"If you have made mistakes, there is always another chance for you. You may have a fresh start any moment you choose, for this thing we call 'failure' is not the falling down, but the staying down. "
~ Mary Pickford
When I write for my blog and newsletter, I begin with a rough draft, or sometimes an outline, and gradually polish it up. Often, what I publish bears little resemblance to the original draft. So it is with this would-be tome on encouragement. I wrote one good line in the original: There is nothing more encouraging than seeing growth in your work.
With that brilliant, if narcissistic, observation out of the way, I really want to write about the encouragement you give to others, and others give to you. I’ve never seen it more needed or so badly neglected. Whatever your work is or isn’t, an encouraging environment fosters faith, ideas and fortitude to deal with this unrelentingly awful economic condition that is not going to improve any time soon.
Encouragement must be, above all, honestly and thoughtfully given to yourself and to others. To send a loved one out the door encouraging them to land that great job today sets them up for a very hard fall. Better to embrace a larger goal of placing and renewing applications day after day as part of a long-term plan.
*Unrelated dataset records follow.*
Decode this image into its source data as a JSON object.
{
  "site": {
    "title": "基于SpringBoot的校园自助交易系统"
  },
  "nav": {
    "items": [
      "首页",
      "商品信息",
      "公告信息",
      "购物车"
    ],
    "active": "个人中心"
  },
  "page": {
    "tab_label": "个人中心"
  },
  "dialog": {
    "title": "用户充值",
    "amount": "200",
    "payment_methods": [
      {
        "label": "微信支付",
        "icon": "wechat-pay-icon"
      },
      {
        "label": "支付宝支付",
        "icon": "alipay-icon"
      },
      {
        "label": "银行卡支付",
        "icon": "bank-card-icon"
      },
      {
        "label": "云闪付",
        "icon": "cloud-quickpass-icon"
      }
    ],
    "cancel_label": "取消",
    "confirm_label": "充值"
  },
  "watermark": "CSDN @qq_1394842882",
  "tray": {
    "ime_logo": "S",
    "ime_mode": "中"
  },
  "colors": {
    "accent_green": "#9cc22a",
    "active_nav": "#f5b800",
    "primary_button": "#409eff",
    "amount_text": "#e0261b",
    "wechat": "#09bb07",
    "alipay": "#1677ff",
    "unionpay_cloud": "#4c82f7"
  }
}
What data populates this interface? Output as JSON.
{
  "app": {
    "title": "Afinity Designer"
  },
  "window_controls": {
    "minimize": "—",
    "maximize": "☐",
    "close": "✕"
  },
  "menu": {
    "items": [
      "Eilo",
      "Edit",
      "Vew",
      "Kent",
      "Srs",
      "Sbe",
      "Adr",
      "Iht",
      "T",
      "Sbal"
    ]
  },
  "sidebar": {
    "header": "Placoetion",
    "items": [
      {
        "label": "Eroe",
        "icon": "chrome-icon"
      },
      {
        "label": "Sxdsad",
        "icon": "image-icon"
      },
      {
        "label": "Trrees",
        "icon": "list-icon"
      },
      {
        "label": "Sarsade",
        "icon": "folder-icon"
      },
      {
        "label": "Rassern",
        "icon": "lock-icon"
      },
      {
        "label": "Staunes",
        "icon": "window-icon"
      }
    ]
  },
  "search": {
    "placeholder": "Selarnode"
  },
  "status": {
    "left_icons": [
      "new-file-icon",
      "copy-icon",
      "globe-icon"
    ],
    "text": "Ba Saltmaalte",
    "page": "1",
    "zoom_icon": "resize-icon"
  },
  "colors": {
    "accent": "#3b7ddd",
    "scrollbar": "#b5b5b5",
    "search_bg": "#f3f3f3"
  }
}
It’s no different with selling paintings: Encourage your artist self (and other artists) to make contacts, develop a currently affordable line, perhaps even functional art, and most of all, to keep growing your skills and ability to interpret life. The other end of encouragement is praise: Praise those things done well.
Be open to alternatives. Paths to goals (or survival) are never straight or predictable. For me, small goals are important in and of themselves because big goals change, and I’m very glad of it. The journey is most important because I often land somewhere other than where I planned. My favorite question is, “If I can have it any way I want, how would it be?” This question allows me to think without restrictions. Apply the question to non-material concepts such as reducing financial stress or generating more excitement in art-making. Make it a game, getting everyone involved. Don’t hurry the answers. It takes time to get to your deeper values.
Talk about the value of encouragement with your family and your art associates. Think about people in your deep past who encouraged you, and what that meant to you. Ask for encouragement if it is not forthcoming when you need it. Give it voluntarily as honestly and frequently as you can.